ITHACA, MI. (WLNS) – For the better part of a decade, the Ithaca football program turned into a powerhouse in Michigan. The Yellowjackets won five state titles (2010, 2011, 2012, 2013 and 2015) and went on a 69-game winning streak all under Terry Hessbrook.

Logan Hessbrook, the nephew of Terry, graduated from Ithaca in 2014 and was a part of three state titles and never lost a football game in high school. The standout wide receiver for the Yellowjackets then went on to play at Saginaw Valley State University.

Which is when things changed.

SVSU went 2-9 in Hessbrook’s first season with the team. He also broke his collarbone in the team’s sixth game. During his rehab to get back on the field, Hessbrook decided it was best for him to transfer to Central Michigan as a walk-on wide receiver.

“That’s where the mental health and awareness I had really started to develop,” Hessbrook said. “I went from being a quote-unquote big man on campus – like playing a true freshman – to you’re a walk-on and no one knows you.”

Hessbrook made the move from playing wide receiver to tight end and became a starter for the Chippewas, but that still didn’t change his battles off the field.

Anytime I would come home or talk I’d have with the community member in Mount Pleasant, it was always ‘How’s football going?,’ it was never ‘How’s Logan doing?'”

Since his playing days at CMU, Hessbrook has become the wide receivers coach at Ithaca for his brother Jordan, who took over for Terry in 2021. Logan is now making sure to share his experiences with those that used to look up to him when he was winning state titles in high school.

“These kids were 7 or 8 years old when I was going through high school and then knew about this winning streak,” Logan said. “That’s something I don’t want to be known for anymore, you know, that was a long time ago. I just want to be there for these kids through anything. Whether they need a talk at one in the morning, a talk at two in the morning, I want to be there for them.”
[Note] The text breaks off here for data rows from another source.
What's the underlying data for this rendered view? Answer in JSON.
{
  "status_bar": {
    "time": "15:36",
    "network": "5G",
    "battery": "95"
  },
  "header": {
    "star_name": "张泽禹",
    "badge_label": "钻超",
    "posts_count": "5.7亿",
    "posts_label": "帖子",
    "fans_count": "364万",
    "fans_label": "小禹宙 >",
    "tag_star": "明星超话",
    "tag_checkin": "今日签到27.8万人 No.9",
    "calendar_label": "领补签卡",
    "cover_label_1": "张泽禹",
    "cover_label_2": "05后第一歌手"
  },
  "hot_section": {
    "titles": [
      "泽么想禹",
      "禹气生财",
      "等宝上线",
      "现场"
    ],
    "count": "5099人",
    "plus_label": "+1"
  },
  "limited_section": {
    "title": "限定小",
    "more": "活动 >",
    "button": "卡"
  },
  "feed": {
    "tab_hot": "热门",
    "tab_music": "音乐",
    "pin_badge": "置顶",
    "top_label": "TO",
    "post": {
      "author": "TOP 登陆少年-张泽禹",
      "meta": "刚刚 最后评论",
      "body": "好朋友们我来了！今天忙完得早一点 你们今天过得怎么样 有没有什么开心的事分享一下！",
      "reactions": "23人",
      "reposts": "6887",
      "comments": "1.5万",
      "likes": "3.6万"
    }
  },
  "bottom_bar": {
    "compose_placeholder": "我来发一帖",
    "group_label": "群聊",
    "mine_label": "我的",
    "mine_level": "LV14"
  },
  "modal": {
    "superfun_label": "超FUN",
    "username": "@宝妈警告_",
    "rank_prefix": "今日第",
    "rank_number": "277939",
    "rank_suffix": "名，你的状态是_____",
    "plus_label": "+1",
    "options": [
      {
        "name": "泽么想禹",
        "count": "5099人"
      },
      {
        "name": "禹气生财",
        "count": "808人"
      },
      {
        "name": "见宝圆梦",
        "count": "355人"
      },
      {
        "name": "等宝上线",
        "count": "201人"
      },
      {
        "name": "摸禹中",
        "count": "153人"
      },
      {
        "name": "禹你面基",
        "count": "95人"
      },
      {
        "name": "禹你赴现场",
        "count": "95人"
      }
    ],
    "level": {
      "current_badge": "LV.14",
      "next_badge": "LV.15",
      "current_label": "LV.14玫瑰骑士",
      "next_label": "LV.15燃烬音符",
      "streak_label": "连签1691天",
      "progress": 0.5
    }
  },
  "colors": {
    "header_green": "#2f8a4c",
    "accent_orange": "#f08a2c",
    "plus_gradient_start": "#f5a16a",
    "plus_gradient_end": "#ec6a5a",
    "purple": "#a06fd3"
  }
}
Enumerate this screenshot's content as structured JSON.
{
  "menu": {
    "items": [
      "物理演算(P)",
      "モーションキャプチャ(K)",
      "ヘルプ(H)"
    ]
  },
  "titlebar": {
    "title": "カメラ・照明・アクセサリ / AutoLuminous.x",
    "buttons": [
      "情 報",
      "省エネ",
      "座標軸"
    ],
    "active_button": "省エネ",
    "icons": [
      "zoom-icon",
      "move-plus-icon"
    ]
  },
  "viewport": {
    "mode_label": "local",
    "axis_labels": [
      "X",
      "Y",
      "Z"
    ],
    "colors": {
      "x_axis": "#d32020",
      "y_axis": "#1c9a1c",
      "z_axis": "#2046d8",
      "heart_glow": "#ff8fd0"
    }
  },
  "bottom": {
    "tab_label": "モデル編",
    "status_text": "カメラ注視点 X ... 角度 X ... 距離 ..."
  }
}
Logan has also been active on social media to share that it’s normal to experience a mental illness.